The cardinal error of the conduct and policy of the Home Office is its apparent failure to distinguish between spies who in time of peace are in continual communication with their Government and spies, planted for war purposes only, who will reveal their presence at a critical moment.
The first class of spies is more easily detected than the second; and it is only the first class with which Mr McKenna’s report is directly concerned. The second class are now the more immediately dangerous, and the Home Office hardly seems to believe in their existence. The French Government has learned by bitter experience that they are not a myth and that they cannot be safely ignored.
Mr McKenna has only to ask for the widest and most general powers to deal with our secret enemies and they will be granted. If the ordinary machinery of police prosecution and supervision is not adequate, let Mr McKenna boldly ask for the authority he requires, or let him hand over the whole matter to the Admiralty and the War Office.

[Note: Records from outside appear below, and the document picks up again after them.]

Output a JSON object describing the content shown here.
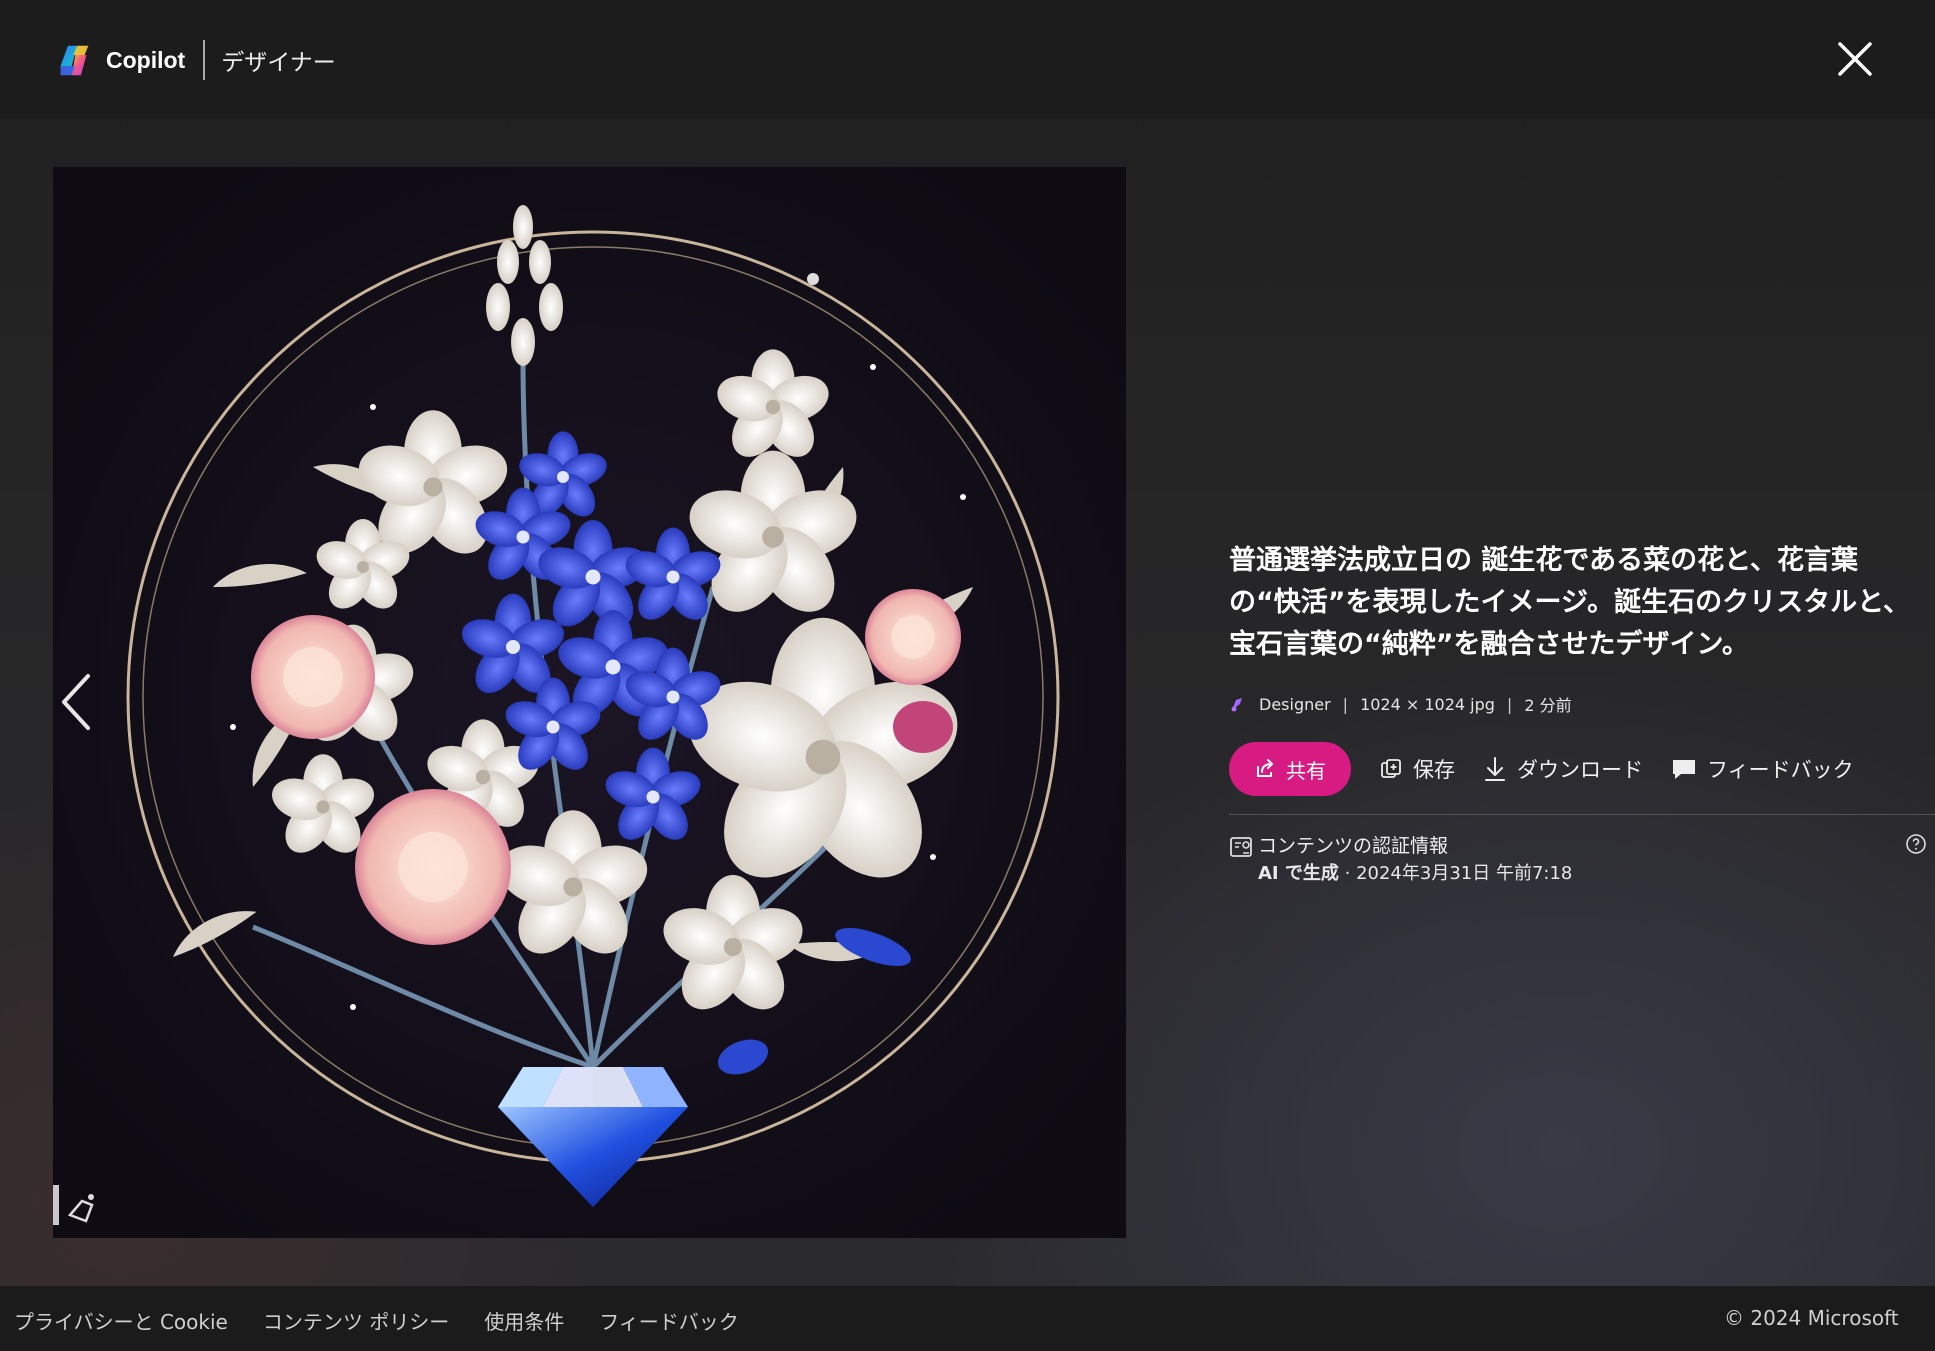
{
  "header": {
    "brand": "Copilot",
    "product": "デザイナー"
  },
  "image": {
    "alt": "普通選挙法成立日の 誕生花である菜の花と、花言葉の“快活”を表現したイメージ。誕生石のクリスタルと、宝石言葉の“純粋”を融合させたデザイン。"
  },
  "details": {
    "title": "普通選挙法成立日の 誕生花である菜の花と、花言葉の“快活”を表現したイメージ。誕生石のクリスタルと、宝石言葉の“純粋”を融合させたデザイン。",
    "source": "Designer",
    "dimensions": "1024 × 1024 jpg",
    "time_ago": "2 分前",
    "separator": "|"
  },
  "actions": {
    "share": "共有",
    "save": "保存",
    "download": "ダウンロード",
    "feedback": "フィードバック"
  },
  "credentials": {
    "title": "コンテンツの認証情報",
    "generated_label": "AI で生成",
    "generated_date": " · 2024年3月31日 午前7:18"
  },
  "footer": {
    "links": [
      "プライバシーと Cookie",
      "コンテンツ ポリシー",
      "使用条件",
      "フィードバック"
    ],
    "copyright": "© 2024 Microsoft"
  },
  "colors": {
    "accent": "#d81b82",
    "header_bg": "#1c1c1c",
    "footer_bg": "#1b1b1b"
  },
  "icons": [
    "copilot-logo-icon",
    "close-icon",
    "chevron-left-icon",
    "designer-icon",
    "share-icon",
    "save-icon",
    "download-icon",
    "feedback-icon",
    "content-credentials-icon",
    "help-icon"
  ]
}
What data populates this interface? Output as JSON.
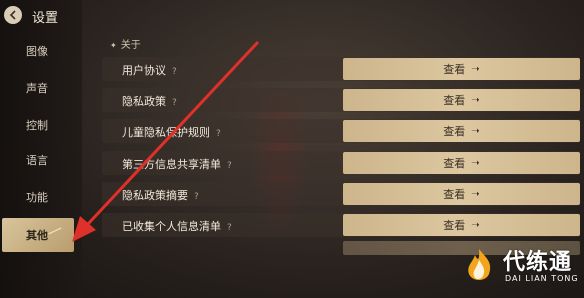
{
  "header": {
    "title": "设置"
  },
  "sidebar": {
    "items": [
      {
        "label": "图像",
        "active": false
      },
      {
        "label": "声音",
        "active": false
      },
      {
        "label": "控制",
        "active": false
      },
      {
        "label": "语言",
        "active": false
      },
      {
        "label": "功能",
        "active": false
      },
      {
        "label": "其他",
        "active": true
      }
    ]
  },
  "main": {
    "section_title": "关于",
    "rows": [
      {
        "label": "用户协议",
        "help": "?",
        "button": "查看"
      },
      {
        "label": "隐私政策",
        "help": "?",
        "button": "查看"
      },
      {
        "label": "儿童隐私保护规则",
        "help": "?",
        "button": "查看"
      },
      {
        "label": "第三方信息共享清单",
        "help": "?",
        "button": "查看"
      },
      {
        "label": "隐私政策摘要",
        "help": "?",
        "button": "查看"
      },
      {
        "label": "已收集个人信息清单",
        "help": "?",
        "button": "查看"
      }
    ]
  },
  "watermark": {
    "brand": "代练通",
    "sub": "DAI LIAN TONG"
  },
  "colors": {
    "accent_gold": "#d4bf96",
    "annotation_red": "#e0302a",
    "active_text": "#2b241c"
  }
}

Happily there are signs that the late report of the Home Office no longer expresses its point of view—that its blind optimism is no real indication of the way in which the Government looks at this grave question. The activity of the police this week has been quite unprecedented; and we must hope, till further knowledge, that this activity has been wisely controlled. Mere fright and fussiness would be even worse than the former inertia.
As to the public, this is another matter on which it is essential that common sense should rule. London will very possibly be visited before long by the Taubes—possibly, too, by the Zeppelins. There is, however not the least excuse for becoming unnerved at the prospect, for insuring heavily against aerial bombs, for preparing elaborately against an aerial state of siege. Anything that might be even distantly described as public alarm at the idea of half-a-dozen small bombs dropped upon the vast bulk of London would be an unpardonable slur upon the sanity and courage of our people. The Admiralty has rightly taken reasonable precautions to make the enterprise as difficult and dangerous as possible to the enemy. But when we hear rumours of insurance offices busy calculating premiums against aerial risk we begin to wonder whether the fear of Zeppelins, like the fear of spies, is not being overdone in some quarters.
Shakespeare, in a magnificent prologue, describes England, when widowed of her army, as “peopled with grandsires, babies and old women”. That is not literally true of England to-day. Let us beware lest someone may chance to fling that quotation at us figuratively and in derision.